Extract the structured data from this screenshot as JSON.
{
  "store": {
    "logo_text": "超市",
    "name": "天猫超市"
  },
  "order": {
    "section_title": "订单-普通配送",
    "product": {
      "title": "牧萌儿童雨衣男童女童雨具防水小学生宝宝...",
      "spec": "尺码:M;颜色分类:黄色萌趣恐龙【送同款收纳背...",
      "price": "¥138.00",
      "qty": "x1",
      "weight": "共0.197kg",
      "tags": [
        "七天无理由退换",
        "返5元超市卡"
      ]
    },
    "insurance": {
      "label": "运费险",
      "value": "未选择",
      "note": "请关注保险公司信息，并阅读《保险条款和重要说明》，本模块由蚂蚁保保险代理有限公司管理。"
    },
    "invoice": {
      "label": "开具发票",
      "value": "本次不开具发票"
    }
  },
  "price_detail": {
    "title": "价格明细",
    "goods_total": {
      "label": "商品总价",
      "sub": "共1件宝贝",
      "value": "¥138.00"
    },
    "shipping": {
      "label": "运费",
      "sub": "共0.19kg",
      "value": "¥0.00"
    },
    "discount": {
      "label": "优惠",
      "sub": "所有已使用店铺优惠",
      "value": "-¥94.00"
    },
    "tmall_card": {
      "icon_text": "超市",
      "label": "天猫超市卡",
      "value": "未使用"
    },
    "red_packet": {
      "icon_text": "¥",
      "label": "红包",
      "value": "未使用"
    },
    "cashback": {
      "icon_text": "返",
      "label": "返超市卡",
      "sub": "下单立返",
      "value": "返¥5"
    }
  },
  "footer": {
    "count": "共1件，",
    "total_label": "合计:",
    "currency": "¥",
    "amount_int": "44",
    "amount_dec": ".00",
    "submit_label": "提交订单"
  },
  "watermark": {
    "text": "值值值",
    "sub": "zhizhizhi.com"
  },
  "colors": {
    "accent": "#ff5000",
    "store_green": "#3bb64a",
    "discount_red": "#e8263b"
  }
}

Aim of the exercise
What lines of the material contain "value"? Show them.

Task answer
      "value": "未选择",
      "value": "本次不开具发票"
      "value": "¥138.00"
      "value": "¥0.00"
      "value": "-¥94.00"
      "value": "未使用"
      "value": "未使用"
      "value": "返¥5"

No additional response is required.